Contributed by Linda, Nairne

06 June 2010

Know your zone

You'll have a much healthier and happier garden if you choose plants that are appropriate to your zone.  Your success rate will improve dramatically too. You can find which planting zone you are in on a Heat Zone Map. You'll find an excellent map, with explanation  here: http://www.diggers.com.au/climate.shtml#heat.  Find your region on the map and make a note of the zone. Then, when you are shopping for seeds or seedlings, check the tag to make sure they are going to be suitable for your zone. Knowing your zone will save you heartbreak over lost plants and money, time and energy trying to grow the wrong plants for your area.

05 June 2010

Discounted Fun

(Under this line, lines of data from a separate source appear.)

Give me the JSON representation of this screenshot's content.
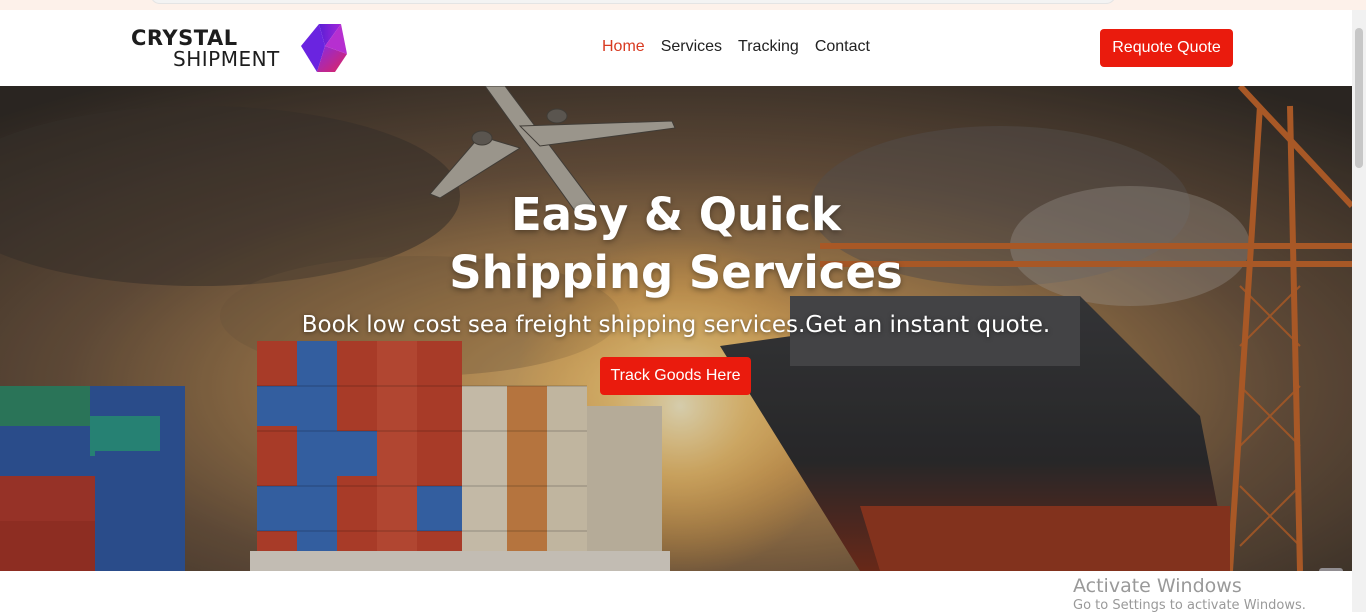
{
  "brand": {
    "name_line1": "CRYSTAL",
    "name_line2": "SHIPMENT",
    "accent_color": "#ea1b0d",
    "logo_colors": [
      "#7b2ff7",
      "#e0245e"
    ]
  },
  "nav": {
    "items": [
      {
        "label": "Home",
        "active": true
      },
      {
        "label": "Services",
        "active": false
      },
      {
        "label": "Tracking",
        "active": false
      },
      {
        "label": "Contact",
        "active": false
      }
    ]
  },
  "header": {
    "quote_button_label": "Requote Quote"
  },
  "hero": {
    "title_line1": "Easy & Quick",
    "title_line2": "Shipping Services",
    "subtitle": "Book low cost sea freight shipping services.Get an instant quote.",
    "cta_label": "Track Goods Here"
  },
  "windows_watermark": {
    "title": "Activate Windows",
    "subtitle": "Go to Settings to activate Windows."
  }
}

Whether your are seeing a movie, going to a museum or just playing mini golf, check to see if there are any discounts available. Discounted admission is often available for seniors, students and children, with many places offering discounts for families at the gate so take advantage if you qualify. Check the back of your supermarket dockets, your local rag and of course the website of any place you plan on visiting for discount coupons. If you have an Entertainment Book, check the coupons in the back to make sure you are not missing a discount opportunity. Your automobile club membership (RACV, NRMA, RAC et) may offer you the opportunity for discounted admission to theme parks etc. Make sure you have the necessary identification with you at the gate (membership card, coupon etc).

04 June 2010

Never pay retail

Never pay full price in any store for clothing. Fashion has a very fast turn-around and that shirt you saw last week is sure to be on sale in the very near future. Keep an eye on the sales catalogues and store websites to save on your fashion purchases. Imagine how good you'll feel when you save 30% (or more) on the cost of that shirt!  Alternatively, visit the outlets for your favourite brands and buy at better than retail all year round.

03 June 2010

Become a DIY expert

Next time something breaks around your home, try fixing it yourself.  Most hardware shops run free DIY classes these days, so book in and learn some practical new skills, and save yourself some money into the bargain.  If you need detailed instructions pay a visit to your local library and borrow a book on the subject or get online and search the Internet.  If you start with the smaller jobs, like fixing a leaking tap or mending a blown fuse you'll gain the knowledge and the confidence to tackle those bigger jobs like painting, tiling, mending broken windows etc. You'll be maintaining your home without the cost of a tradesman and saving a lot of money.

02 June 2010

Just $1 A Day

Think of this: if you were to just put aside one dollar a day you would have $365 at the end of the year to put into savings. Just two dollars a day would double that. Think about it carefully. Some of us spend two dollars a day just buying coffee at the coffee shop when we could maybe cut back and find another more economical way to get our coffee, such as have our coffee fix in the morning right before leaving for work. We could start at the one dollar a day and over time increase it to $5 a day or $150 a month. $150 a month is $1,800 a year in savings. It adds up very fast.

01 June 2010

Drink Water

There isn't a better thirst quencher or cheaper drink than plain water. Drinking water is one of the best things you can do for your body and your purse. But don't be tempted to buy bottled water! We have one of the freshest, cleanest water supplies in the world at the twist of a tap. Drinking the recommended eight glasses of water every day for a year costs less than $1! You can't get even one bottle of water for $1.